The number of foreigners staying in South Korea, both short-term and long-term inbound visitors, declined by 388,967 in only six months in the wake of the novel coronavirus.
According to the Korea Immigration Service, the number of foreigners staying in the nation stood at 2.13 million as of June. This marked a 15.4 percent drop compared to six months earlier in December 2019, when the figure reached 2.52 million.
By nationality, Japanese posted the steepest slide, as they posted minus 59,291 (or minus 68.7 percent) from 86,196 as of December 2019 to 26,905 as of June 2020. The KIS publicized 23 major nationalities with regard to their visit to Korea.
In March, when the virus was most actively spreading, Korea enhanced restrictions on the entry of Japanese visitors as a countermeasure against Japan’s prior action against Korean visitors. Though neither of the two countries issued a full-fledged ban, the bilateral restrictions are estimated to have been based on the lingering diplomatic conflict.
“Alongside the COVID-19 situation, the feud between Seoul and Tokyo (since last year) seemingly has fanned the drastic decrease in the number of Japanese inbound visitors,” said an analyst in Seoul.
Those from Malaysia ranked second with a decline by 58.2 percent from 14,790 to 6,178 over the six-month period, followed by those from Taiwan by 53.1 percent from 42,767 to 20,037.
Australia, home to many native English teachers residing in Korea, posted minus 7,007 (or minus 46 percent) from 15,222 to 8,215, which was the fourth steepest fall by nationality.Among others, the number of Chinese staying in Korea recorded a decline by 14.3 percent to 943,540 as of June, those from the US by 6.6 percent to 146,608 and those from Canada by 15.3 percent to 22,673.

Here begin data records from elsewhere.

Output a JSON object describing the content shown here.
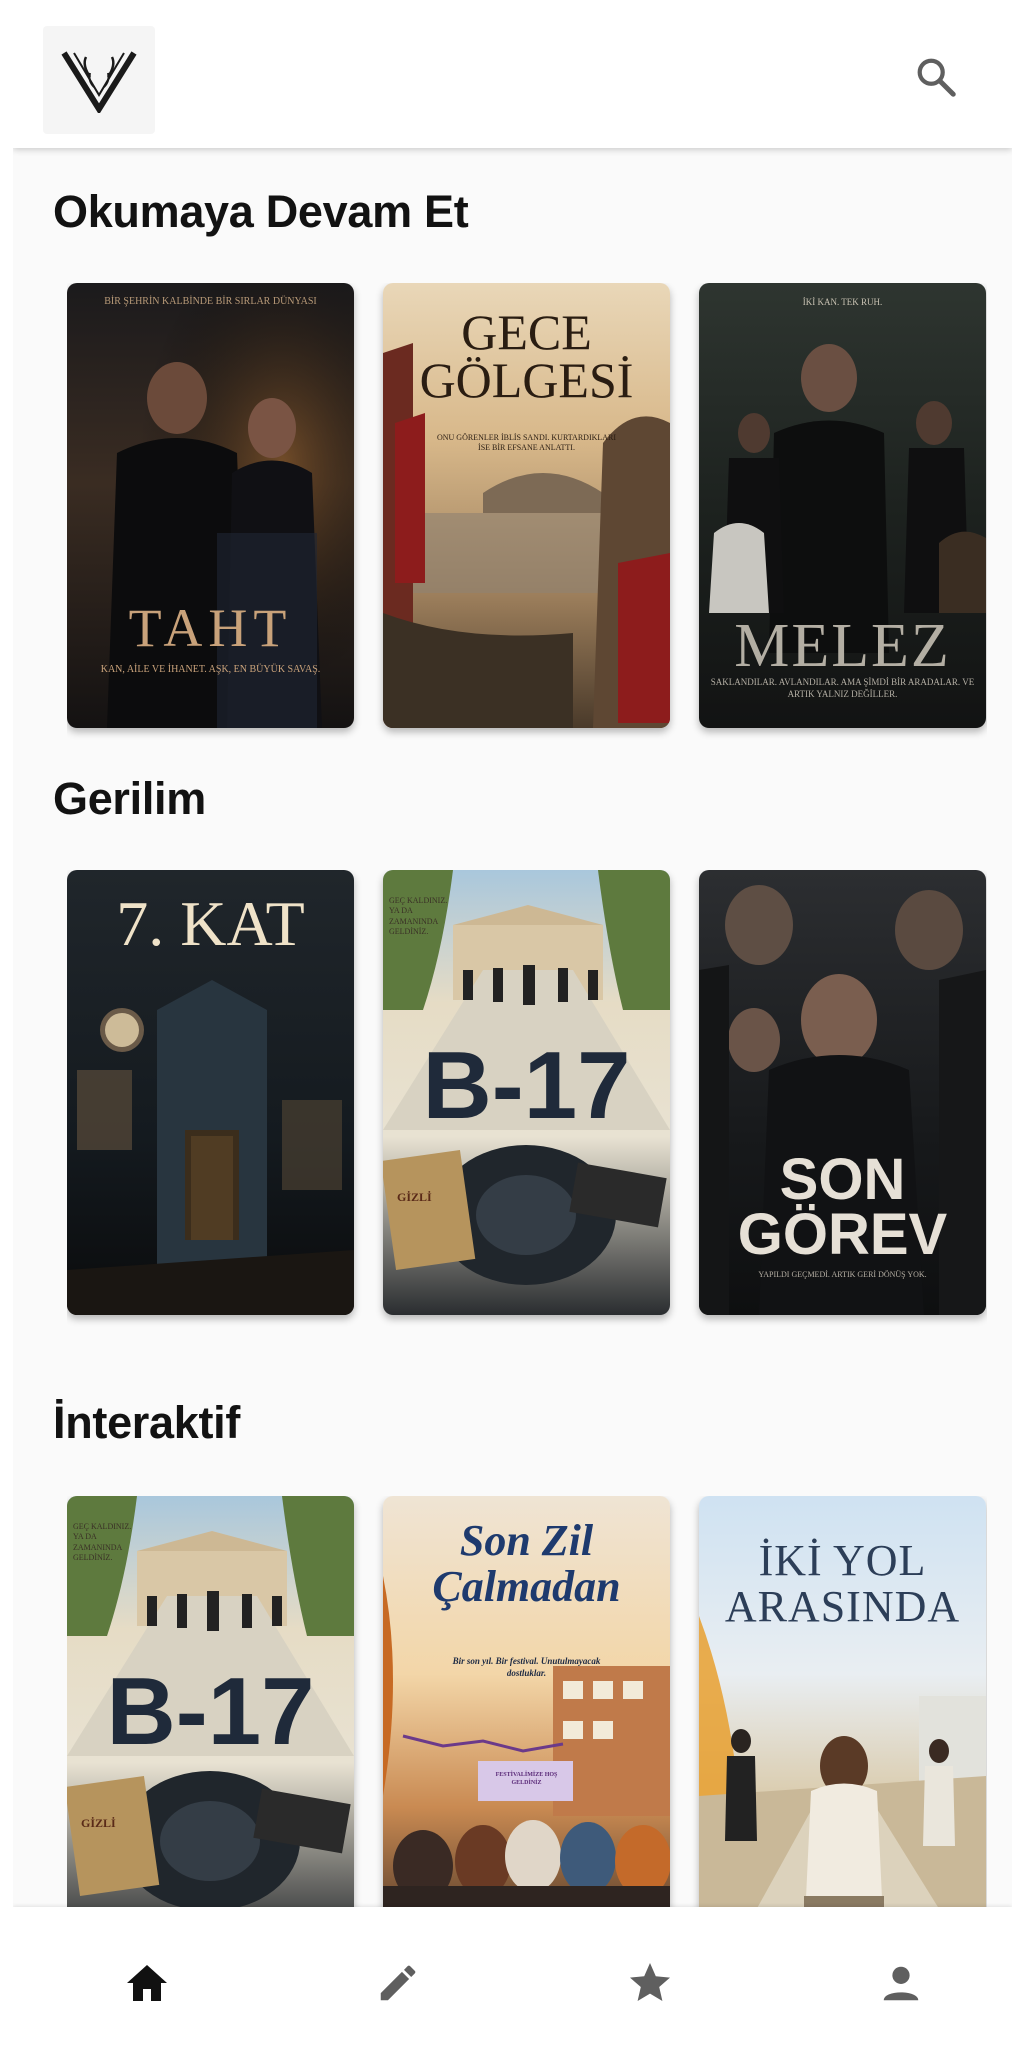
{
  "header": {
    "logo_icon": "v-wings-logo",
    "search_icon": "search-icon"
  },
  "sections": [
    {
      "title": "Okumaya Devam Et",
      "books": [
        {
          "title": "TAHT",
          "tagline": "KAN, AİLE VE İHANET. AŞK, EN BÜYÜK SAVAŞ.",
          "top_text": "BİR ŞEHRİN KALBİNDE BİR SIRLAR DÜNYASI"
        },
        {
          "title": "GECE GÖLGESİ",
          "tagline": "ONU GÖRENLER İBLİS SANDI. KURTARDIKLARI İSE BİR EFSANE ANLATTI.",
          "top_text": ""
        },
        {
          "title": "MELEZ",
          "tagline": "SAKLANDILAR. AVLANDILAR. AMA ŞİMDİ BİR ARADALAR. VE ARTIK YALNIZ DEĞİLLER.",
          "top_text": "İKİ KAN. TEK RUH."
        }
      ]
    },
    {
      "title": "Gerilim",
      "books": [
        {
          "title": "7. KAT",
          "tagline": "",
          "top_text": ""
        },
        {
          "title": "B-17",
          "tagline": "GİZLİ",
          "top_text": "GEÇ KALDINIZ. YA DA ZAMANINDA GELDİNİZ."
        },
        {
          "title": "SON GÖREV",
          "tagline": "YAPILDI GEÇMEDİ. ARTIK GERİ DÖNÜŞ YOK.",
          "top_text": ""
        }
      ]
    },
    {
      "title": "İnteraktif",
      "books": [
        {
          "title": "B-17",
          "tagline": "GİZLİ",
          "top_text": "GEÇ KALDINIZ. YA DA ZAMANINDA GELDİNİZ."
        },
        {
          "title": "Son Zil Çalmadan",
          "tagline": "Bir son yıl. Bir festival. Unutulmayacak dostluklar.",
          "top_text": "FESTİVALİMİZE HOŞ GELDİNİZ"
        },
        {
          "title": "İKİ YOL ARASINDA",
          "tagline": "",
          "top_text": ""
        }
      ]
    }
  ],
  "bottom_nav": [
    {
      "icon": "home-icon",
      "active": true
    },
    {
      "icon": "pencil-icon",
      "active": false
    },
    {
      "icon": "star-icon",
      "active": false
    },
    {
      "icon": "profile-icon",
      "active": false
    }
  ],
  "colors": {
    "active_icon": "#111111",
    "inactive_icon": "#5f5f5f",
    "title_text": "#121212"
  }
}
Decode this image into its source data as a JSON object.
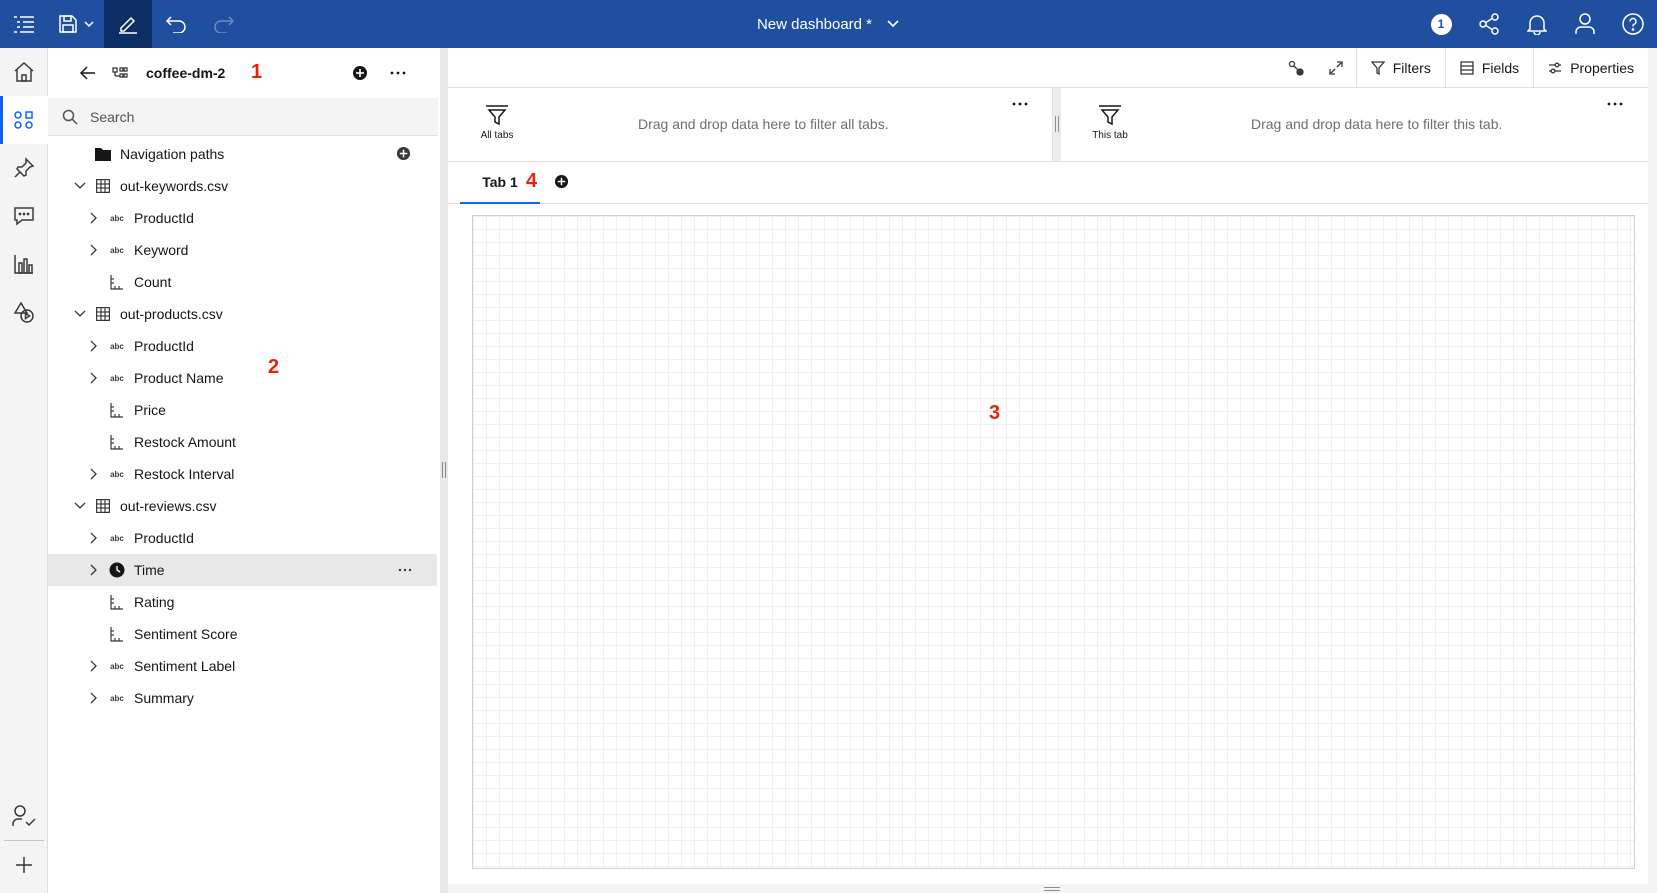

All of the 23 major countries specified by the immigration service — including Russia, Vietnam, Thailand and Indonesia — reported a decline in the number of visitors to Korea, which has not issued a travel ban on inbound travelers worldwide.
The fall in the number of foreigners staying in the nation was especially marked among short-term visitors — those with permission for stays of 90 days or less in Korea — as the figure posted minus 42.5 percent from 792,853 to 455,235. In contrast, the figure for long-term visitors (91 days or longer) was just minus 2.9 percent, from 1.73 million to 1.68 million.
Though long-term visitors fell simultaneously, past data suggested that the tally could rapidly bounce back when the globe sees a certain level of normalization from the pandemic.
After topping the 1 million mark in 2010 for the first time, the number of long-term inbound visitors has continued to increase to exceed 1.5 million in 2016 and approach 1.8 million in 2019.
The trend for short-term visitors was the same — from less than 260,000 in 2010 to approaching 800,000 in 2019. Their average age remained under 40, while that of South Koreans has reached 43 years. Those in their 30s topped visiting age groups with 27.5 percent (590,531 among 2.13 million for both short- and long-term) as of June.
Those in their 20s made up 22.7 percent, followed by those in their 40s with 16.4 percent and those in their 50s at 14.7 percent. Those aged 60 or over and those under 20 accounted for 12.3 percent and 6.5 percent, respectively.
Source: The Korea Herald